This was a performance which also incorporated much choreographed physical movement, which often approached the condition of dance. On her trip over to England, Mary was handled like a piece of baggage, her body remaining rigidly straight as she was lifted, spun around and deposited, a passive and unyielding ballerina. The motion of the train in which Mary and Mrs Medlock travelled was conveyed by a rhythmic bounce, ending with a tilting forward sway as it came to a juddering halt. There was a certain amount of miming involved in the opening of invisible doors and the negotiating of phantom garden walkways. The chorus also prowled and leapt in a very balletic manner, sprites treading lightly upon the ground, creatures of the air as much as of the earth.
This was a thoroughly engaging, charming and heartwarming piece of storytelling. Angel Exit Theatre brought the world of the book to life with great imagination and invention, bringing their own particular perspective to the story. They drew out its Pagan aspects, its English nature mysticism (I don’t know to what extent these are apparent in the novel). It is a rewarding and worthy way of celebrating the centenary of The Secret Garden’s publication, marking the continuing fascination exerted by an enduring classic of children’s literature.
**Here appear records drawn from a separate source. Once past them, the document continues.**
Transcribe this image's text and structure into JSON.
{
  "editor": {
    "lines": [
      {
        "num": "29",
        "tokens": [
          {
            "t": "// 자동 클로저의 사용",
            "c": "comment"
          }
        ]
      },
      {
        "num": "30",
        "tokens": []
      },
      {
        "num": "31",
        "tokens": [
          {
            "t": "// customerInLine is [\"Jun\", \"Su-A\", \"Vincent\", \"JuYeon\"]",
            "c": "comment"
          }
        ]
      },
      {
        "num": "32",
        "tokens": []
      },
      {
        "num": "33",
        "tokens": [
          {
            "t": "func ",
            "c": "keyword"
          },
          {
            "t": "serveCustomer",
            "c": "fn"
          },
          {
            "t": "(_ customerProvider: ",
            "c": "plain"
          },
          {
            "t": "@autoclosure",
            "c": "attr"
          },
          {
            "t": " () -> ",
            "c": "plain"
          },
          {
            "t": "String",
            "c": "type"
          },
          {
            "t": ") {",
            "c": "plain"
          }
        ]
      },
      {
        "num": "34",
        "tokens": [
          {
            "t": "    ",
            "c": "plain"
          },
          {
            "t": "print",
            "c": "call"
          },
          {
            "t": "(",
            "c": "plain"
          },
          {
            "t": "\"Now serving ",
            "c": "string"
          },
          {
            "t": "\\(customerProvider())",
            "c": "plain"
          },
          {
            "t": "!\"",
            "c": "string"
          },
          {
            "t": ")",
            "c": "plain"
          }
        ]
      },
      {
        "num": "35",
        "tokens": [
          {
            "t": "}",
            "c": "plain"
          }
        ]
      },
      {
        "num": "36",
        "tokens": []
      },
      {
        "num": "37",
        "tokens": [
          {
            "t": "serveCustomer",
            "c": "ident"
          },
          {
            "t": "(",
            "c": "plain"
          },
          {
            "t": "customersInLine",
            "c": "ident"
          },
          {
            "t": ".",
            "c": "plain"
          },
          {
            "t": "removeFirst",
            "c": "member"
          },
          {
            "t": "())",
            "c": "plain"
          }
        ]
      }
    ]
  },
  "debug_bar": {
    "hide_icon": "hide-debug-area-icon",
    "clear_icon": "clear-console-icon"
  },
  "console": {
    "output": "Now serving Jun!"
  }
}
The company continue on their tour through January, February and March, ending up in Poole in Dorset in April.